Posted: 29th March 2021
The album once belonged to Frederick William Lawson (of Driffield) and was donated to the East Riding Museums service in 2020 by his grandson. F.W. Lawson was a member of the East Riding Yeomanry before the First World War.
His son Colin Lawson had begun the task of researching the soldiers whose photographs appear in the album. With some 290 images to work on (a few images are not named), this was quite a task and one he sadly could not complete. However the album contains some useful notes which were a good starting point for further research. East Riding Museums is now carrying out detailed research on the soldiers and this information will eventually appear on the Museum Service website.
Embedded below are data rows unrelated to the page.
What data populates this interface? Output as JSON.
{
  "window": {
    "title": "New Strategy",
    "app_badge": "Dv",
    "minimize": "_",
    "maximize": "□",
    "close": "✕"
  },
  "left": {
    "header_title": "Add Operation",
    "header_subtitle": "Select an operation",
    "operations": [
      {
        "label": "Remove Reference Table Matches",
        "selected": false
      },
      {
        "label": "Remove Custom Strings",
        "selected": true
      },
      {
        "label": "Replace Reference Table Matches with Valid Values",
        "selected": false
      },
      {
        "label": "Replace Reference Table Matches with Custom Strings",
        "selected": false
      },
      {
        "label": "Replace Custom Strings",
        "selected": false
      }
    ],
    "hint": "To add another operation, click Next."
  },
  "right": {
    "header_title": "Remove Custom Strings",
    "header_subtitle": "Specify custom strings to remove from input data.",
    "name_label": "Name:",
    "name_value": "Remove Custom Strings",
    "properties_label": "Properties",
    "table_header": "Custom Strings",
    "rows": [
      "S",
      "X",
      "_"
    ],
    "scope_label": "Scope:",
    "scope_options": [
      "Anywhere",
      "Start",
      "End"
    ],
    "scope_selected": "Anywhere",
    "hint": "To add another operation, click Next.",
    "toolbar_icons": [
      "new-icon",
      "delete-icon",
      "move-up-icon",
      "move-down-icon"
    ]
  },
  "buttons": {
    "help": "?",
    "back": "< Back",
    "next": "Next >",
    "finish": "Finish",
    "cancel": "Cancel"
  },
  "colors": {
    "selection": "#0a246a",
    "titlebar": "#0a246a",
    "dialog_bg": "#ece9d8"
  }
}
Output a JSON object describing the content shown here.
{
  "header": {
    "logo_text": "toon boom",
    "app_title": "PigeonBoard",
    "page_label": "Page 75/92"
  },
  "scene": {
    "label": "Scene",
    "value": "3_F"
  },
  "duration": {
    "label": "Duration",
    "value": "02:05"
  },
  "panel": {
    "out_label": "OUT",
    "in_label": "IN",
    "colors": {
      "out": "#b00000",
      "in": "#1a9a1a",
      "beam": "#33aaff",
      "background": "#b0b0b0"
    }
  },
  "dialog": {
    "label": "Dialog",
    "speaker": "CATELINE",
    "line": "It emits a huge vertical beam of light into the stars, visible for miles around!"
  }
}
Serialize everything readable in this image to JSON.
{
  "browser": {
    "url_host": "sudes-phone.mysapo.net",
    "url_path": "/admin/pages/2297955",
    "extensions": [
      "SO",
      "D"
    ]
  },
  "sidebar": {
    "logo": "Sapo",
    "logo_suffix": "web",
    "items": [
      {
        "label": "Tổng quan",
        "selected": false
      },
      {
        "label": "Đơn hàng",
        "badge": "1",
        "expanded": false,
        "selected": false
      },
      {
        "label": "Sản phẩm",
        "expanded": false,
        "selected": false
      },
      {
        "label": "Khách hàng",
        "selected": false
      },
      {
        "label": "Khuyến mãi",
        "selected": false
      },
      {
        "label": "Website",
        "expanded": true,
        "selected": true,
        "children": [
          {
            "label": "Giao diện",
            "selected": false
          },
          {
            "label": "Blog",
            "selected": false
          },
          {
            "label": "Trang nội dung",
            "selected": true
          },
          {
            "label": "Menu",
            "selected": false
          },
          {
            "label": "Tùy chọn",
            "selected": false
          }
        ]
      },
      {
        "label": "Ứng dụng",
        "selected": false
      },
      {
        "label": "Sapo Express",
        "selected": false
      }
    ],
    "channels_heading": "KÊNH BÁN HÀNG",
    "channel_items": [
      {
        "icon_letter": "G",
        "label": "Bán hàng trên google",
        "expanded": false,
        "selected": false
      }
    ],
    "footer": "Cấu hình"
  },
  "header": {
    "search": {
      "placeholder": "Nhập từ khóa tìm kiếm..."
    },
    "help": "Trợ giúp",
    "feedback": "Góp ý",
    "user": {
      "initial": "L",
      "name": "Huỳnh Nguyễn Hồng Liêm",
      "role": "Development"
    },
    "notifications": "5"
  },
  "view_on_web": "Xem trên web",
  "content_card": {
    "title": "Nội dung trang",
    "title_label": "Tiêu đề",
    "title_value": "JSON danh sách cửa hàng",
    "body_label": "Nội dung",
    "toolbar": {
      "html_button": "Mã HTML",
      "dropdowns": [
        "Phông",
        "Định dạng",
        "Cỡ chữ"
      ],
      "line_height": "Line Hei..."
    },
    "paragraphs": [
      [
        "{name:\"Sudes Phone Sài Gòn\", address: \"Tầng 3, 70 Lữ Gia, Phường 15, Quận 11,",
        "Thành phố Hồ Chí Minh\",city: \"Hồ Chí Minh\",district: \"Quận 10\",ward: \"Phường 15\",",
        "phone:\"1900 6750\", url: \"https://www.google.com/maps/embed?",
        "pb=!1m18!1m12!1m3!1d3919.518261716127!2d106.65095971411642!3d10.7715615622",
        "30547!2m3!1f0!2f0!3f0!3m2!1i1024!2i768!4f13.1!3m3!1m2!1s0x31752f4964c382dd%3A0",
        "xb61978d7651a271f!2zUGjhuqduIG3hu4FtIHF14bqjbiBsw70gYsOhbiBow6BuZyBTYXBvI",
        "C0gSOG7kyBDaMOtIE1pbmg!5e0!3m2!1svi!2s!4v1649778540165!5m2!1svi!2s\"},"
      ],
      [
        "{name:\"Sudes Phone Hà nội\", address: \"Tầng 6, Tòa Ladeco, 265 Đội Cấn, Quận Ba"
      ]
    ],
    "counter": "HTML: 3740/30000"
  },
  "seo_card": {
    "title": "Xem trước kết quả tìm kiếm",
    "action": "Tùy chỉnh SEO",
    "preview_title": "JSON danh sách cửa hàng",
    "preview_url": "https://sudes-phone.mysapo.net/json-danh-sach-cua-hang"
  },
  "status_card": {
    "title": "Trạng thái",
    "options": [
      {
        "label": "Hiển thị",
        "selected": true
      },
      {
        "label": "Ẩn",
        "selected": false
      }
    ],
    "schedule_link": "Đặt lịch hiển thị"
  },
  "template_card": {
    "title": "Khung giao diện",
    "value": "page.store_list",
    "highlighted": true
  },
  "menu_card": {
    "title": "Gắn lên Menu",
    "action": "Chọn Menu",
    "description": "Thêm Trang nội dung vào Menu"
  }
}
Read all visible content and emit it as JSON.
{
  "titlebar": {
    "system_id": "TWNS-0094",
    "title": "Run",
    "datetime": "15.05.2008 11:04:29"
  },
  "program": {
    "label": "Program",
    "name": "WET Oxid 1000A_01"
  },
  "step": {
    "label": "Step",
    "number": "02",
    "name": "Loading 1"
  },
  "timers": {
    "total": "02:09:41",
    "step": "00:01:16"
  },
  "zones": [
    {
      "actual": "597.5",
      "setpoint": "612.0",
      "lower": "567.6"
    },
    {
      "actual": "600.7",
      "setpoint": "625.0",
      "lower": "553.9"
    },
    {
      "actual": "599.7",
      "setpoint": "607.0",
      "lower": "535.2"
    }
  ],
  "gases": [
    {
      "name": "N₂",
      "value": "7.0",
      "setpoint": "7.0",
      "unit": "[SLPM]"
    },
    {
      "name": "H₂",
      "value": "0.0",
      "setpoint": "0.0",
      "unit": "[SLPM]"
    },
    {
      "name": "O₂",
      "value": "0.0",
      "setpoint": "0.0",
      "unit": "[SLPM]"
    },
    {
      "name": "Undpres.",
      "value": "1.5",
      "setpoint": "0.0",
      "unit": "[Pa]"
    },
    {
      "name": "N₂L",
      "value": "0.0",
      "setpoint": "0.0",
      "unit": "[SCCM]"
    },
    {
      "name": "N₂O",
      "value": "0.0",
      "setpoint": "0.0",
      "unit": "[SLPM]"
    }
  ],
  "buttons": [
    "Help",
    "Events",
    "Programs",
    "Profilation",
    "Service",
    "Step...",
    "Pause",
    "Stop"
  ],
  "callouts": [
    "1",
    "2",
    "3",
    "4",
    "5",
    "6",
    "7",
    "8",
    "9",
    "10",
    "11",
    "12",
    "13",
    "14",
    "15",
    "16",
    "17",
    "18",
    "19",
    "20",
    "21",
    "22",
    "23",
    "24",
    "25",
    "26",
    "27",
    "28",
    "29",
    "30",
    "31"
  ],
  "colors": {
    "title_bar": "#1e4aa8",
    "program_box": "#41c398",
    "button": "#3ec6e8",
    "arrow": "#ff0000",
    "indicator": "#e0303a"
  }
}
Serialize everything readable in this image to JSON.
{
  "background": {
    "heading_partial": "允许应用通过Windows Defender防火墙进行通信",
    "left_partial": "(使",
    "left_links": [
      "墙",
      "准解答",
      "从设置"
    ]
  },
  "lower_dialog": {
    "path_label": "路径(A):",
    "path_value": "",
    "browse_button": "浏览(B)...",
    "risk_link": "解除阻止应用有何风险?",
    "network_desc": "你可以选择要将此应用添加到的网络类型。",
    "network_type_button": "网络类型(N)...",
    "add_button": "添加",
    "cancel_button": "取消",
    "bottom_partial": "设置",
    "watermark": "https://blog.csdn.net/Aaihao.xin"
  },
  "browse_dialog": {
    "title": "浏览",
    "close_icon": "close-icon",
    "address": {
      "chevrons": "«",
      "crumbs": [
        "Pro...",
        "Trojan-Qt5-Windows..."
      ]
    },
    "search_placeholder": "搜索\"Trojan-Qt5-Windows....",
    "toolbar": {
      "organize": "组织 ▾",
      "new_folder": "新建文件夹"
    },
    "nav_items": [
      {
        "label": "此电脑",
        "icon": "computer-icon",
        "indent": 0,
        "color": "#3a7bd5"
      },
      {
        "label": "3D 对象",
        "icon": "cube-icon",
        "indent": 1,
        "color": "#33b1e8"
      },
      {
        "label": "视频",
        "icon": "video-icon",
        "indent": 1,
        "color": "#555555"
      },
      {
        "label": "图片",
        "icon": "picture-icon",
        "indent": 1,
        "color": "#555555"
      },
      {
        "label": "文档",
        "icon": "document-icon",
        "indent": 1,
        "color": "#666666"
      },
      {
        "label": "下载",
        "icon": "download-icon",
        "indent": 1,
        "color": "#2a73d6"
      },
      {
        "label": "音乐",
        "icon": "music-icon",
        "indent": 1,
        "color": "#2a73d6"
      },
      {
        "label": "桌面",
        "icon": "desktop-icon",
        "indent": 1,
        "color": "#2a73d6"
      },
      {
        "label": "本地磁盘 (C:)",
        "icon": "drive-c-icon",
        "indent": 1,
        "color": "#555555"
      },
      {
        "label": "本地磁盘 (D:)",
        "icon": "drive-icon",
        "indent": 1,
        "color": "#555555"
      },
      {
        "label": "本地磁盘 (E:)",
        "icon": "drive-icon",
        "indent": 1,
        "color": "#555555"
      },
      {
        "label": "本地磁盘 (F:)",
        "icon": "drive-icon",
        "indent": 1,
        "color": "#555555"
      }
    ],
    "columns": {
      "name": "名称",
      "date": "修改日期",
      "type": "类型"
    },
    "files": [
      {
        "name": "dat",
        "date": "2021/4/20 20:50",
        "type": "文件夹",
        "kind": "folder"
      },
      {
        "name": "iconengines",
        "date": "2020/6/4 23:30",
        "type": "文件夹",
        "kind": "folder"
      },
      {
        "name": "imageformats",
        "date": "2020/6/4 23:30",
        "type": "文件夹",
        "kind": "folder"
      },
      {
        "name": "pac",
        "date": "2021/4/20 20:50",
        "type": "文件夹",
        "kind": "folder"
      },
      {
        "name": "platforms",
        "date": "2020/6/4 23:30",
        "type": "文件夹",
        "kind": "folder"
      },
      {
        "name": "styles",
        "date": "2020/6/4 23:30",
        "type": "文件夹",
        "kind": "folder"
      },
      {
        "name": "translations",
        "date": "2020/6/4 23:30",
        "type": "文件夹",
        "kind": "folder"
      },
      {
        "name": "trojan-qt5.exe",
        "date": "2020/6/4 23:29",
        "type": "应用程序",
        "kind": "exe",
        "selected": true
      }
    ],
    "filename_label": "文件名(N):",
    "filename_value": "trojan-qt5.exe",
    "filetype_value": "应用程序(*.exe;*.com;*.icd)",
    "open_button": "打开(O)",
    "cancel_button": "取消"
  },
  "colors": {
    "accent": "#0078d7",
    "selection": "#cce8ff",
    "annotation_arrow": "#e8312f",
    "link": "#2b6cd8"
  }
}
Card no.230 ( with an image of Private James Clark) has a message on the back which goes some way to explaining how the photographs were originally acquired and why so many of them bear names / ranks and regiment names:-
No.16 Mill Street, Driffield. Dear Sir, I forward this photo of my brother as I was told you where [sic] making a collection of Driffield men that had joined the colours, and when I get my other brothers I will forward you one, yours P.(?) Clark
Research on ancestry.co.uk and other sites has so far shown that most of the photographs are indeed of Driffield men (or men from neighbouring villages), although there are a few whose link to the area is as yet obscure.
Servicemen of all ranks are included, from humble private up to Lt. Colonels, and they include some prominent local figures. For example, Lt. Colonel James Mortimer, who was killed in action on the Somme on 15/9/1916 whilst commanding the 5th Battalion the Yorkshire Regiment. He was the eldest son of J.R. Mortimer, who was well-known as an archaeologist and who founded a museum in Driffield based around his collection. James was a corn merchant in the town.
The images are a mixture of professional studio portraits and shots taken in back yards, gardens and other locations. Generally they were taken before the soldiers went abroad. The postcards are mostly unused, but a few have messages on the back for relatives or friends. As quite a few of these men were later killed in action, it is a sad, but fascinating record of one town’s sacrifice in The Great War.